To fall in love with hard work, you must understand why it's necessary. When I was young I was told that sugar was bad, but I never understood exactly why it was bad, so I kept eating it. Only when I learned how it chemically affected my body did I finally give it up. The same is true of work-- if you don't know why you have to work hard and love it, you'll probably never actually do it.
Work is your gift to the world. That sounds corny, but it's true. And believe me, you owe the world a gift or two. Think of all of the various things that millions of people around the world have done for you to enjoy the life you have. They made up languages, invented stuff, procreated at the exact right times to create your ancestry, and managed to not kill each other in the process. We're lucky to be here, and the high standard of living we all enjoy now is only because of those who came before us. Some, like Einstein, had huge impact, but even people you don't notice, like the janitors, are making your life better.
The coefficient of friction is a number that describes the friction between two objects. A combination like rubber on concrete would have a really high coefficient of friction, whereas a greased baby on a slip-n-slide would have a really low coefficient of friction.
There's more to it, though-- every pair of objects has two coefficients of friction, one for static friction, whch applies when the objects are at rest, and one for kinetic friction which applies when objects are in motion. The kinetic coefficient is always lower, which is why something can be stuck on an incline, but as soon as you give it a tiny push, it slides easily. We have mental coefficients of friction, too, and they react the same way.
Preparing for my trip to China last fall, I knew that my laptop battery wouldn't last for the entire length of the flight. Rather than being a champion and just read, I decded to download the first season of Breaking Bad to watch on my phone. Being the paragon of discipline that I am, I figured I'd watch the first half of the season on the flight over (after exhausting my computer battery with work, of course), and then watch the second half on the way back.
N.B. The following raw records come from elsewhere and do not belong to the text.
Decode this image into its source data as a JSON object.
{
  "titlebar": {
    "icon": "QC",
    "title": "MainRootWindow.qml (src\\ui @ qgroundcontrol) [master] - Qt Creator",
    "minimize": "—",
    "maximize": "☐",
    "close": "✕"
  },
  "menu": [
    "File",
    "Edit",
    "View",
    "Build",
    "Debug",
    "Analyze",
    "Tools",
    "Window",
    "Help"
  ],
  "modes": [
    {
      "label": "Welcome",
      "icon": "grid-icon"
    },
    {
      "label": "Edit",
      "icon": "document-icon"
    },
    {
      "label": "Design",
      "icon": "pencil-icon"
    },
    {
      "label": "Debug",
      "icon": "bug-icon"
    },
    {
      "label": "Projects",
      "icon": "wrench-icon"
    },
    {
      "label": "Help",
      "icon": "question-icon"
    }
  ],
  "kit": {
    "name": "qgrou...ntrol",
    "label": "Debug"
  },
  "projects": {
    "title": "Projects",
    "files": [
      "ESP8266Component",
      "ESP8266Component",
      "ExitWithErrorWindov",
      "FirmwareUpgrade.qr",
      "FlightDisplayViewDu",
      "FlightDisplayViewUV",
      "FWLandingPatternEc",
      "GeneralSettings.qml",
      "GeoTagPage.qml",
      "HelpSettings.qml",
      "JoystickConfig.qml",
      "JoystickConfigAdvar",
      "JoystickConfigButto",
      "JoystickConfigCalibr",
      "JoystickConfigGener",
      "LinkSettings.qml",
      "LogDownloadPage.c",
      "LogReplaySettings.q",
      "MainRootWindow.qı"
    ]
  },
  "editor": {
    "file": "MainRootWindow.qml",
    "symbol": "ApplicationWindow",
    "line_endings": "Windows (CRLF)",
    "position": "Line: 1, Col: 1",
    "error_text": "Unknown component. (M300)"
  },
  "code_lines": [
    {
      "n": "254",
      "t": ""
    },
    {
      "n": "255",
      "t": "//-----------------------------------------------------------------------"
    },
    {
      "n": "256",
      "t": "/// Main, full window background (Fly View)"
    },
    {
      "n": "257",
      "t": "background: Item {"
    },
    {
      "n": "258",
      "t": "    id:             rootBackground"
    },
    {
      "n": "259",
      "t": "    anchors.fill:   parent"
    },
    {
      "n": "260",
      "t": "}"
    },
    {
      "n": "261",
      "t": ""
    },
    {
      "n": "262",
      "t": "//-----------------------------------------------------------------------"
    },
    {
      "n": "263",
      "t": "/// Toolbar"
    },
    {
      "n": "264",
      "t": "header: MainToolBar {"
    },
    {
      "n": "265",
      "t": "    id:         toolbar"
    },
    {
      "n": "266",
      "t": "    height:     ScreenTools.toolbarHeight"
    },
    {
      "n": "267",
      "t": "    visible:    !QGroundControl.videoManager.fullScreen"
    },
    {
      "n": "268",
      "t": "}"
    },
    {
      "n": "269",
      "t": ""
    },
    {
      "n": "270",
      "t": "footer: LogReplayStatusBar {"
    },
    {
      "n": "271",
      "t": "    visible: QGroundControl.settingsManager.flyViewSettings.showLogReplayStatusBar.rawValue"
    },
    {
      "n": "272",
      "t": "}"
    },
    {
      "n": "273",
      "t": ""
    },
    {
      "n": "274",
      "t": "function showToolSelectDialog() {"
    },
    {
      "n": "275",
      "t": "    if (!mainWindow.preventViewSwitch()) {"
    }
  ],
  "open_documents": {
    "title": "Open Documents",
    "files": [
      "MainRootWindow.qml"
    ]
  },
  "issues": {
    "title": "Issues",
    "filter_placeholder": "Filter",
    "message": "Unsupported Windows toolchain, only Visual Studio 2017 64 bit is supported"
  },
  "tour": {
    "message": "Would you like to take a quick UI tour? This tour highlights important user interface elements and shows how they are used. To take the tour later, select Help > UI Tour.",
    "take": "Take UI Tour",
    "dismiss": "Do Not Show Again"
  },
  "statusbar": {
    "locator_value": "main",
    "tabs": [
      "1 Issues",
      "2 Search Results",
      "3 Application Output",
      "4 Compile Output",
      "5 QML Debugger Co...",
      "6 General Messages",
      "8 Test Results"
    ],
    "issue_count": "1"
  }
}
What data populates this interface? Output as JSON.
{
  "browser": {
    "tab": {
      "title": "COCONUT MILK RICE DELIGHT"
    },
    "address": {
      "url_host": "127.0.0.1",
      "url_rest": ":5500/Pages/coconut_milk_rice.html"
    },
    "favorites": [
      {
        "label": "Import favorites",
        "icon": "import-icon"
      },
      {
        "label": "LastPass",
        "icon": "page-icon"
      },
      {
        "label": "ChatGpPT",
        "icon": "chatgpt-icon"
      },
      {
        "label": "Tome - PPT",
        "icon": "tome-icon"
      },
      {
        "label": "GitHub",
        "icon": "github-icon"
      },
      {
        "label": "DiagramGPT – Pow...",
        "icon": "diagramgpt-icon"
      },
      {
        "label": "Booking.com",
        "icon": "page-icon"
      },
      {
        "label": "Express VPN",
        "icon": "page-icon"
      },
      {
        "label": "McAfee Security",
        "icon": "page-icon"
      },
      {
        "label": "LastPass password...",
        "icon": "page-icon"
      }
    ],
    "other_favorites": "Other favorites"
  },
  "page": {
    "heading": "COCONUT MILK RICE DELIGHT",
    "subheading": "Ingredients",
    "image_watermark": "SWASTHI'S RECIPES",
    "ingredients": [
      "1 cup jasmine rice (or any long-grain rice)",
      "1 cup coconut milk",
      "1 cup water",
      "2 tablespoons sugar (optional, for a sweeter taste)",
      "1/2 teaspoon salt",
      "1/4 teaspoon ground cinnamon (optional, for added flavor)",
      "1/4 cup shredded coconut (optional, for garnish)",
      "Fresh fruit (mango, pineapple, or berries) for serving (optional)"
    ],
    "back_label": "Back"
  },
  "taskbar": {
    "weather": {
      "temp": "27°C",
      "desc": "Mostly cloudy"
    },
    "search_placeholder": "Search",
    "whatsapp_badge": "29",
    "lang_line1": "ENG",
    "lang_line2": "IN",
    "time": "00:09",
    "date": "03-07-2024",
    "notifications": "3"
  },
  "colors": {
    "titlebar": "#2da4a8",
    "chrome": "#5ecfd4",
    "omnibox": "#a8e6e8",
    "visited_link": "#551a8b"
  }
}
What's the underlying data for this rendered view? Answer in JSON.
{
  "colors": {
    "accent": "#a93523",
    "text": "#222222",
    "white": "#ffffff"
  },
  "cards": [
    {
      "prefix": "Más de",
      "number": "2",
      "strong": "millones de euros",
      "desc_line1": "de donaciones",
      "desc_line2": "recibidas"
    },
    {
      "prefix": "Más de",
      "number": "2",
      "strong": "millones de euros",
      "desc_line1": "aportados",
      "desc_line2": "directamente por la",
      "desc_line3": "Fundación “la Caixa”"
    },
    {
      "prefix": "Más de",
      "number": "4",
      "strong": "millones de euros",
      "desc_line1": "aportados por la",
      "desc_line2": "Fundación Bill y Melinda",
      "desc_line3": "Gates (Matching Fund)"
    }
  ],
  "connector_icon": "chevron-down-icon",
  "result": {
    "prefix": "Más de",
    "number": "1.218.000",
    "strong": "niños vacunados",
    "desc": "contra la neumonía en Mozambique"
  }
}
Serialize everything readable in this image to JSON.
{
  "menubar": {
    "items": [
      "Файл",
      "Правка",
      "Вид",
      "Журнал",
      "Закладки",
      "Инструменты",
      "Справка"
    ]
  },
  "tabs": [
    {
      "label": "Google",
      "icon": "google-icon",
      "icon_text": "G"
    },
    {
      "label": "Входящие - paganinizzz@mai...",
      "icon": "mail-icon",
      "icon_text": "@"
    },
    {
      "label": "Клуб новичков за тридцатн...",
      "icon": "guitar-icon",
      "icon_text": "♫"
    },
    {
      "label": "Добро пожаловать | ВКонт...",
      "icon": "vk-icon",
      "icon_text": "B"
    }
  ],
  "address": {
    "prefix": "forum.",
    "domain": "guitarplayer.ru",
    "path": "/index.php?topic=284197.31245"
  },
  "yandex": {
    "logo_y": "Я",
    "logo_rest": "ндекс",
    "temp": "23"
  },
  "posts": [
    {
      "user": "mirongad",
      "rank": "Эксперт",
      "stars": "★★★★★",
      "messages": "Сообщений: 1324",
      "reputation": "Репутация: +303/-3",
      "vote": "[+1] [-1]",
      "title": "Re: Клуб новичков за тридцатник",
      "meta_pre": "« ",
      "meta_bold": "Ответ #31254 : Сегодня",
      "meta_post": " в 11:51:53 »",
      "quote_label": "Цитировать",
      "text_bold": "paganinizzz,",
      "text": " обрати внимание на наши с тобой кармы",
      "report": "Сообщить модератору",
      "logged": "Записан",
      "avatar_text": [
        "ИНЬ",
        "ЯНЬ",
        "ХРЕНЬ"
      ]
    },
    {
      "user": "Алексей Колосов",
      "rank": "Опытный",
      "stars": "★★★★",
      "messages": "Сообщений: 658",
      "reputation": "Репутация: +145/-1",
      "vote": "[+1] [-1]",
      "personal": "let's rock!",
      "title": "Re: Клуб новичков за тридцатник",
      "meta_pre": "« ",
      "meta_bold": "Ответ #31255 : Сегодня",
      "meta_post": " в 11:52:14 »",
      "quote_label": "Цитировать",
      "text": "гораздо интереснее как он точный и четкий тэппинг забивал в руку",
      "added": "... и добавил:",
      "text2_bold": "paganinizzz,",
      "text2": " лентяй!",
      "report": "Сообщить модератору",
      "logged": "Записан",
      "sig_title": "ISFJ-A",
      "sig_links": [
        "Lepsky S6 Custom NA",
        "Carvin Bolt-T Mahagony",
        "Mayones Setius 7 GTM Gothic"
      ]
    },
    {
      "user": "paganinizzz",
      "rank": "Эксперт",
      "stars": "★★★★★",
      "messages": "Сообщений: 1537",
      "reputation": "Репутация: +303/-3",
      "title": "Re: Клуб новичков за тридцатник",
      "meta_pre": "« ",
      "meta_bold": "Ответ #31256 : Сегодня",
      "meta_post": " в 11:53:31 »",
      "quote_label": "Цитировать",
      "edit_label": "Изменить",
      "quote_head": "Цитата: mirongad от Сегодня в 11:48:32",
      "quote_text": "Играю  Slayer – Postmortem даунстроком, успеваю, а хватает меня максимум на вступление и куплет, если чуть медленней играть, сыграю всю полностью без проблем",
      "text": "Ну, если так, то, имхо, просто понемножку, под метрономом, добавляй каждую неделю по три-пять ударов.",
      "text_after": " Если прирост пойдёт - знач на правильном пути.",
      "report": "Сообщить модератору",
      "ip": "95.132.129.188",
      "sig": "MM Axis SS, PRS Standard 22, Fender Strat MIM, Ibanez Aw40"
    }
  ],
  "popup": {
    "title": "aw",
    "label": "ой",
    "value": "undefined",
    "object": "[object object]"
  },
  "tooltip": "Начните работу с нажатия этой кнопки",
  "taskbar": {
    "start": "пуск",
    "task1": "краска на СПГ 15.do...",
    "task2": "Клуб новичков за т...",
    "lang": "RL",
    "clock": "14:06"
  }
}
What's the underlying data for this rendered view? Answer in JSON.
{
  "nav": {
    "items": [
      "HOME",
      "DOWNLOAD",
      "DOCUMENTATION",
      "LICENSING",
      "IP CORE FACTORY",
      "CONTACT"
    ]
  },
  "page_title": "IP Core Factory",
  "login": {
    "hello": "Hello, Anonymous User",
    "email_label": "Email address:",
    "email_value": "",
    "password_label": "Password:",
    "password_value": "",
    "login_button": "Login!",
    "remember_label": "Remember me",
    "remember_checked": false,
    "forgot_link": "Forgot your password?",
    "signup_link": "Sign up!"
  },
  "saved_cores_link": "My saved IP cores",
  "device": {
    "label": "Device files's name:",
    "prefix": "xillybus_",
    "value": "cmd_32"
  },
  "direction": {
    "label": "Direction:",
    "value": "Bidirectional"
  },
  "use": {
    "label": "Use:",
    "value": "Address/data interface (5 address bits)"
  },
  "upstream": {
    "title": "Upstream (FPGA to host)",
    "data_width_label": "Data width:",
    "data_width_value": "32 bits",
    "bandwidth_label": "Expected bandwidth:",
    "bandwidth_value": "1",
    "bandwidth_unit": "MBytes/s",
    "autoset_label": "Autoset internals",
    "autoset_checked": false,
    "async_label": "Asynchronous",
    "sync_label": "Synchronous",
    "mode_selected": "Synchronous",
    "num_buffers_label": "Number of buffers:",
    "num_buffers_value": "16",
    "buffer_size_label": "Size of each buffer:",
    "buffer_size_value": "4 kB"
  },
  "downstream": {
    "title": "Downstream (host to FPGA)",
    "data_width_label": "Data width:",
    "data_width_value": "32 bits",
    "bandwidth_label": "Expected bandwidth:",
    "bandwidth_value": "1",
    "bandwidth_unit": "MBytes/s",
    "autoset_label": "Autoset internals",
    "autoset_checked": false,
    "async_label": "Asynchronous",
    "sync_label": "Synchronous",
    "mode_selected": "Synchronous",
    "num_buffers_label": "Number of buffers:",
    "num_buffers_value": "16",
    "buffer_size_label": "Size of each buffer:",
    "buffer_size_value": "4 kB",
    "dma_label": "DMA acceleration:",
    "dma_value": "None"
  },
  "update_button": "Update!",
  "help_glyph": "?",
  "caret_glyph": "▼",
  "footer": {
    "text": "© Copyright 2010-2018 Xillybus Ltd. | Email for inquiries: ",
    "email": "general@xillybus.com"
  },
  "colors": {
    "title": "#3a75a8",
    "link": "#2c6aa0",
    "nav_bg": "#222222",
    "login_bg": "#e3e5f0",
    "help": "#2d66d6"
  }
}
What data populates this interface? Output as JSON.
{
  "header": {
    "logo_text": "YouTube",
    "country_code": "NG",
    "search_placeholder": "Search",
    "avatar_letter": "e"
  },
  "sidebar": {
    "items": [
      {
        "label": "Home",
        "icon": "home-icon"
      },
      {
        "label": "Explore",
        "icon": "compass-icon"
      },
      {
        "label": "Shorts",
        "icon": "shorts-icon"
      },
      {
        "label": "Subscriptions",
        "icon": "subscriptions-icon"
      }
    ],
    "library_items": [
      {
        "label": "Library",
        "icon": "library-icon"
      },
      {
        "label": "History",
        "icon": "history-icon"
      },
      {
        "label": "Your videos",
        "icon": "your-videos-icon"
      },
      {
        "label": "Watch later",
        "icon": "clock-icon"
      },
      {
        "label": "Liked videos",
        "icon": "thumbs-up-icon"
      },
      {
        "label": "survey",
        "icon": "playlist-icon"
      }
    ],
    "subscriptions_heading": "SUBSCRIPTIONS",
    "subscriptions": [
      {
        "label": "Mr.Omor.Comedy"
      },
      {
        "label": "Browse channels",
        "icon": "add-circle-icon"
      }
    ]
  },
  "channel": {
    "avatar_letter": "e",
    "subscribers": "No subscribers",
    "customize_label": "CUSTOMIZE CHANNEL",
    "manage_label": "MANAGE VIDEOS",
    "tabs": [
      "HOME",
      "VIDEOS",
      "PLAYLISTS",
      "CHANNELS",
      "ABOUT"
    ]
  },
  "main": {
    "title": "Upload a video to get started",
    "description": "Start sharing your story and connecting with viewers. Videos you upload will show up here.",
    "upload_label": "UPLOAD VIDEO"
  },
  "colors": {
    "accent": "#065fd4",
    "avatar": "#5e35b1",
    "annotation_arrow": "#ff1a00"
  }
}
So I got on my flight to China and worked until my battery was dead. That was easy, because working on my laptop is what I do. I read for an hour or so on my Kindle and then decided to check out Breaking Bad. As everyone said-- it was great. I watched it for the rest of the flight.